Each line of the listing that contains "header" should be found and copied.

+++ SUPPLIED DATA

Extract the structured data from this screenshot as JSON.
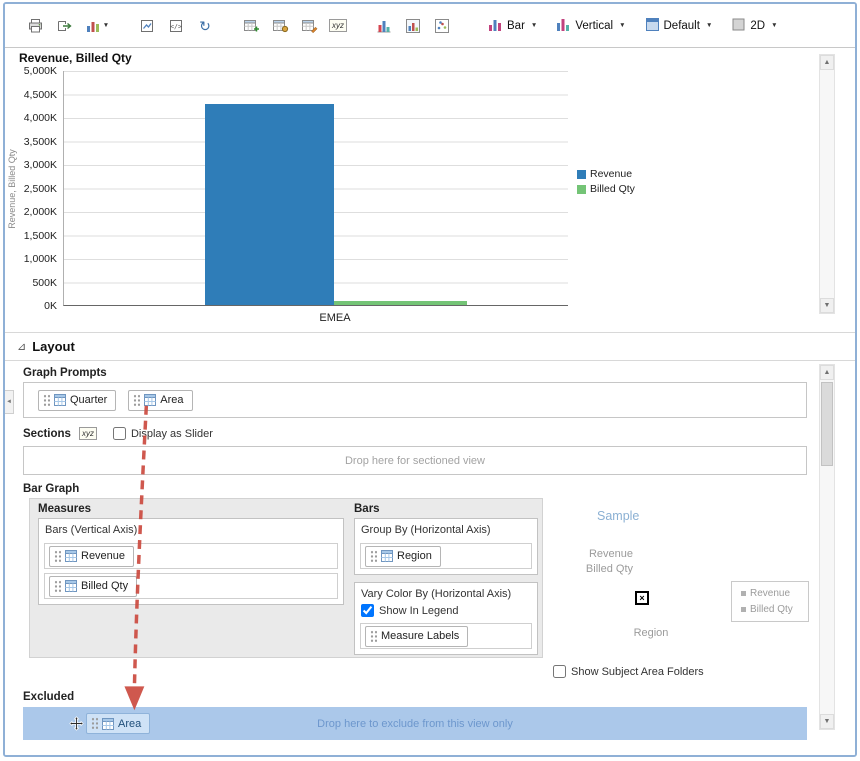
{
  "icons": {
    "dropdown_caret": "▼",
    "refresh_glyph": "↻",
    "xyz_label": "xyz",
    "layout_collapse_glyph": "⊿",
    "scroll_up": "▲",
    "scroll_down": "▼",
    "left_collapse": "◄",
    "x_marker": "×"
  },
  "toolbar": {
    "dropdowns": [
      {
        "label": "Bar"
      },
      {
        "label": "Vertical"
      },
      {
        "label": "Default"
      },
      {
        "label": "2D"
      }
    ]
  },
  "chart_data": {
    "type": "bar",
    "title": "Revenue, Billed Qty",
    "ylabel": "Revenue, Billed Qty",
    "xlabel": "",
    "categories": [
      "EMEA"
    ],
    "series": [
      {
        "name": "Revenue",
        "color": "#2f7db8",
        "values": [
          4300000
        ]
      },
      {
        "name": "Billed Qty",
        "color": "#74c476",
        "values": [
          80000
        ]
      }
    ],
    "ylim": [
      0,
      5000000
    ],
    "y_ticks": [
      "5,000K",
      "4,500K",
      "4,000K",
      "3,500K",
      "3,000K",
      "2,500K",
      "2,000K",
      "1,500K",
      "1,000K",
      "500K",
      "0K"
    ],
    "grid": true,
    "legend_position": "right"
  },
  "layout": {
    "header": "Layout",
    "graph_prompts": {
      "label": "Graph Prompts",
      "items": [
        "Quarter",
        "Area"
      ]
    },
    "sections": {
      "label": "Sections",
      "display_as_slider_label": "Display as Slider",
      "display_as_slider_checked": false,
      "dropzone_text": "Drop here for sectioned view"
    },
    "bar_graph": {
      "label": "Bar Graph",
      "measures": {
        "header": "Measures",
        "box_title": "Bars (Vertical Axis)",
        "items": [
          "Revenue",
          "Billed Qty"
        ]
      },
      "bars": {
        "header": "Bars",
        "group_by_title": "Group By (Horizontal Axis)",
        "group_by_items": [
          "Region"
        ],
        "vary_color_title": "Vary Color By (Horizontal Axis)",
        "show_in_legend_label": "Show In Legend",
        "show_in_legend_checked": true,
        "vary_color_items": [
          "Measure Labels"
        ]
      },
      "sample": {
        "title": "Sample",
        "measure_labels": [
          "Revenue",
          "Billed Qty"
        ],
        "axis_label": "Region",
        "legend_items": [
          "Revenue",
          "Billed Qty"
        ]
      }
    },
    "show_subject_area_folders_label": "Show Subject Area Folders",
    "show_subject_area_folders_checked": false,
    "excluded": {
      "label": "Excluded",
      "dropzone_text": "Drop here to exclude from this view only",
      "dragged_item": "Area"
    }
  }
}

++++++

[ANSWER FOR THE TASK]
    "header": "Layout",
        "header": "Measures",
        "header": "Bars",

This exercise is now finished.